By Sarah Trigg, Director, Employee Communications
March is Women’s History Month, dedicated to commemorating and celebrating the women playing vital roles in American History.
This March is even more significant because it marks one year since COVID-19 invaded our lives. The pandemic has forever changed us. The way we live. The way we work. The way we support one another.
Like many of you, I’ve seen the stats surrounding women in the workplace. And yes, they are disturbing and grim. Here are just a few in case you haven’t seen the numbers.
1988 is the last year that the percentage of women in the workforce has been this low. (National Women’s Law Center)
The pandemic will take women 10 years backwards in the workplace. (The New York Times)
Nearly 5.3 million jobs were lost by women since the pandemic began. (National Women’s Law Center)
Last month alone, 154,000 Black women left the labor force—the largest one-month drop among that cohort since the pandemic’s onset last March. (Fortune)
1 in 4 women considered downshifting or quitting under the pressures of family and work. (McKinsey)
Women, especially women of color, have been disproportionately impacted by pandemic-related job loss.

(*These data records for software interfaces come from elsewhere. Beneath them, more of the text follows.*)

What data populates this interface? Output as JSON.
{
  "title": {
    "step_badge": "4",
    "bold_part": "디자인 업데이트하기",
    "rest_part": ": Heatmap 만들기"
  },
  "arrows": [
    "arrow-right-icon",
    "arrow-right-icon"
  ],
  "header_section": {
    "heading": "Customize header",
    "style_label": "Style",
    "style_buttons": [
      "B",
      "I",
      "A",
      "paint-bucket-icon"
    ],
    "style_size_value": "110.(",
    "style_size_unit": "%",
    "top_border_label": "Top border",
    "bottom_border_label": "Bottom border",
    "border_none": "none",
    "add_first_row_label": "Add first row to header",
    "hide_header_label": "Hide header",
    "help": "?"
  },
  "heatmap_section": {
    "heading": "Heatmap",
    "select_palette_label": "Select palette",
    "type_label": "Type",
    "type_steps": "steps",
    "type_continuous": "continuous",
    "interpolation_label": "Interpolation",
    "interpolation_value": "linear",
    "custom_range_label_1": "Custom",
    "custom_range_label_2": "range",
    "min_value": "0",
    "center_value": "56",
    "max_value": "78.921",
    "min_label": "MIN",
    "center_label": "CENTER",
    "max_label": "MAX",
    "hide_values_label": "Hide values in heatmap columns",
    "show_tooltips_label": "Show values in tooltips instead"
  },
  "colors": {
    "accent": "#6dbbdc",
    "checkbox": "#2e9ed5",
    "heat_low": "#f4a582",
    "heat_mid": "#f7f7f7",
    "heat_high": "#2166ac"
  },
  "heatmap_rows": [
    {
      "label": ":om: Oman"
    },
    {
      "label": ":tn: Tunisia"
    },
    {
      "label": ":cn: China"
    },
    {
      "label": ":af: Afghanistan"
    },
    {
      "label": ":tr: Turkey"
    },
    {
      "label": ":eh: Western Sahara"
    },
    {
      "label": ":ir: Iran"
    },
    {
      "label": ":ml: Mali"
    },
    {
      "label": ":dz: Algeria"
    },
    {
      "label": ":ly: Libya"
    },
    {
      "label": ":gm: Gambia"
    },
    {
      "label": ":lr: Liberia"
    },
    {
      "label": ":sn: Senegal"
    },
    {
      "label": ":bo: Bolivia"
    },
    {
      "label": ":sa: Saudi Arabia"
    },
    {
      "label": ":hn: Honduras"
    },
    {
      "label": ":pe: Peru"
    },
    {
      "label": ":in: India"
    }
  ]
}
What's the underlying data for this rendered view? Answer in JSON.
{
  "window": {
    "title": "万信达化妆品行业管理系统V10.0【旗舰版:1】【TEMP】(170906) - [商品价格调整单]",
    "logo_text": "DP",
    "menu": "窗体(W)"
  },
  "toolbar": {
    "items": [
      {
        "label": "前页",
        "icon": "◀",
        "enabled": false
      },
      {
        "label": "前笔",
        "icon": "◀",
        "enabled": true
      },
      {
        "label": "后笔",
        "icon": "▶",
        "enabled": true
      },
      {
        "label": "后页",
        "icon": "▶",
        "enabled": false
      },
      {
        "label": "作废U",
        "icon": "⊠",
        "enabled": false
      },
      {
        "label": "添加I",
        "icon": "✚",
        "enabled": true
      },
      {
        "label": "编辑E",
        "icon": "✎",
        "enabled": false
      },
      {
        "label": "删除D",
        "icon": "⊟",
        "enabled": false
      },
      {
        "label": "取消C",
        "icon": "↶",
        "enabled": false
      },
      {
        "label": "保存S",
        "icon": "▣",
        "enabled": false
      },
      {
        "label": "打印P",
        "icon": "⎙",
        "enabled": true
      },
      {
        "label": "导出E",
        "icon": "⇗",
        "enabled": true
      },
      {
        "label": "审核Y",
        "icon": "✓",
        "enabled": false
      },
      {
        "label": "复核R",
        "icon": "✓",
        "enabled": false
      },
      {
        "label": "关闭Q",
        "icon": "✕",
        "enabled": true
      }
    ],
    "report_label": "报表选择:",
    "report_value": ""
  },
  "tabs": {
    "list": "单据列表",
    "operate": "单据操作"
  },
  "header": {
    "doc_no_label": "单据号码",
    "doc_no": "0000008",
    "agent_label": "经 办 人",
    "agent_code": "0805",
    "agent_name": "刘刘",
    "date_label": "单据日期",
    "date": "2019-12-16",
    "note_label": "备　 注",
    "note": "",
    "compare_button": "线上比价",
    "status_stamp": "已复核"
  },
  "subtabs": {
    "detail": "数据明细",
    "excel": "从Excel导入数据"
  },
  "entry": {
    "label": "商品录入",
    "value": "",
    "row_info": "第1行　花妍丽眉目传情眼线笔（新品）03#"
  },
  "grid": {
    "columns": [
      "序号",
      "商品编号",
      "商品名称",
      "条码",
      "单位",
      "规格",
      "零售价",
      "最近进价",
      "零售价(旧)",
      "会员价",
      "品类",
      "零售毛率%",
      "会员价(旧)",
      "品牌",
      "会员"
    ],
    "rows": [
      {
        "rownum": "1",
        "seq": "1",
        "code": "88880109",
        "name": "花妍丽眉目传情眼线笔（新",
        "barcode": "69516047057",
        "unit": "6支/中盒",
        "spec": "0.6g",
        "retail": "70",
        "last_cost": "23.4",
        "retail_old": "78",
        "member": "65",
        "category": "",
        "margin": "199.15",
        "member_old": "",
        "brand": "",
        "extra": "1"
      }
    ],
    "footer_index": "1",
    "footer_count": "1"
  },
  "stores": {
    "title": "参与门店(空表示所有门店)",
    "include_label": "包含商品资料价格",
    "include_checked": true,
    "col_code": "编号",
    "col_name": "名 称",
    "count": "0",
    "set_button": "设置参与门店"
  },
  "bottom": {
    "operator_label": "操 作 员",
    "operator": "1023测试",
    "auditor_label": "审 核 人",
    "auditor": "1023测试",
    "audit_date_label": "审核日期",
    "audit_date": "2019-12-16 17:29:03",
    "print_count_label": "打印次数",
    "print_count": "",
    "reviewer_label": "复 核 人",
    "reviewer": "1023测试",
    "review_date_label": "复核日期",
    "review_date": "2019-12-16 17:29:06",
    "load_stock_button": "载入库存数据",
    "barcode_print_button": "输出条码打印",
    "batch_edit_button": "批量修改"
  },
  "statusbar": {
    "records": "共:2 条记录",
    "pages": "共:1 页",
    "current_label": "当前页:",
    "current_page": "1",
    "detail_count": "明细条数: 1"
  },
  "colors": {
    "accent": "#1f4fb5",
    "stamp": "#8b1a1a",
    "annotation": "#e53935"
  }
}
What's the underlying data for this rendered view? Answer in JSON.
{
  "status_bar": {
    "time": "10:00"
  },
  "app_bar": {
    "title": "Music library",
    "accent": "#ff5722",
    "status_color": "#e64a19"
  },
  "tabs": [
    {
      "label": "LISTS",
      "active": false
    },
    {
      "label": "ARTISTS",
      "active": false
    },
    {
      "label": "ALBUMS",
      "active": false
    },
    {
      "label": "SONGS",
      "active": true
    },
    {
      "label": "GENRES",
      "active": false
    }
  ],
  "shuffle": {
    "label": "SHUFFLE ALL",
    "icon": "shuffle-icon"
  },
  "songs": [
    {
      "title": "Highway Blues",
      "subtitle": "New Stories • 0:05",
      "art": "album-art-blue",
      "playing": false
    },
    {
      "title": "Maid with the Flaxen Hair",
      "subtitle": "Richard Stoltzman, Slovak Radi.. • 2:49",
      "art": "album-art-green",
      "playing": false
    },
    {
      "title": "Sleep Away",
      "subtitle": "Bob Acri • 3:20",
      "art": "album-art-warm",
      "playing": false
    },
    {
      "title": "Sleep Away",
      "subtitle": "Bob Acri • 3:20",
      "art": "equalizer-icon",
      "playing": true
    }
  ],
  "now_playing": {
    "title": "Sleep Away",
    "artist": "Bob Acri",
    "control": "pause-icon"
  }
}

The strides made in narrowing gender and pay gaps, took a serious blow during the past year. It’s no secret that parents, both moms and dads, are feeling a huge amount of extra stress. And since a year has passed, we can all agree that parents are so much more put together, organized, calm… Oh, wait. No. They’re actually not thriving like everyone thinks they should be by now.
As someone without kids, this is not a dig at parents. I have absolutely no idea how they do it every single day. I am trying to stay semi-sane and I don’t have anyone to care for other than my succulents – and they are hanging on for dear life!
When I began looking into this topic, I had no idea just how complex things have become. If you’ve read any of the news lately, you know that this is a hot issue. Everyone is talking about all the problems working moms are facing, including this recent study by McKinsey, but the conversation around actual solutions is slim. Which begs the question, is anybody listening?!
I get it, this issue is incredibly overwhelming. And since the only children I have require water once a week (or less… maybe I’m doing this whole thing wrong), I wanted to go directly to the source. I wanted to talk to actual working moms and dads, and I was able to convince a very gracious group of corporate parents to open up and share with me, all with the promise of remaining anonymous.
The Stress Factors
In the hopes of gaining a better understanding, I asked the group a few questions about the added pressures they’re facing at work due to the pandemic and caretaking responsibilities. While my sample size was small, findings were representative of the trends we’ve all been reading about – vulnerabilities and all. Here’s a look at what I found:
While their worlds have changed, their work responsibilities have not. Moms and dads admitted that they aren’t immune to the following pressures and expectations that come with working in the industry:
- Boundaries (or the lack thereof) – Feeling the need to be “always on” or not feeling like they can say “no” when there are caretaking responsibilities that need immediate attention.
- Feelings of Guilt – Constantly wondering if they’re giving their children the attention they deserve without also neglecting their work responsibilities.
- Performance Based Fears – Working hard to build a career that now has added personal responsibilities and increasingly demanding deadlines, has caused them to struggle to maintain a healthy work life balance. This has also led some to contemplate the possibility of being let go.
- Mental Burnout – Worrying about their family’s wellbeing and stretching to cover added responsibilities at home has put increased strain on their mental and physical wellbeing.
How you can support your coworkers:
Every parent is going through their own personal situation with varying struggles, which makes things tricky when thinking about a solution – there isn’t a one-size-fits-all answer. This issue deserves more than lip service, we must be empowered to play a role in moving things forward in a positive direction and change how we treat each other. Here are just a few examples of how you can take those first steps:
1: Listen to Your Teammates
Parents working from home face unique demands, expectations, and challenges. Reach out to your teammates and see if they are OK.
2: Be Empathetic, Flexible and Extend Some Grace
Recognize that some of your coworkers, especially those with children or taking care of others, are experiencing challenges that you may not be able to relate to. Be open to new ways of working. Give them grace!
3: Take Advantage of Health and Wellness Offerings
Take advantage of your company’s health and wellness offerings. And if you just need to let it out, try calling The New York Times’ 24-hour hotline where you can scream, cry or vent into the phone!
2020 is SO last year. The realities that I uncovered from just a few short conversations with moms and dads, both enraged and saddened me. I want to ease their pains, ensure they feel supported and less stressed, and give them all big virtual hugs. But I realize I can’t do this alone. This is only skimming the surface and the beginning of a much bigger conversation. As we continue to define what the future of work will look like, and figure out ways to better support one another, lets act with a sense of urgency and purpose to start making small but meaningful changes now!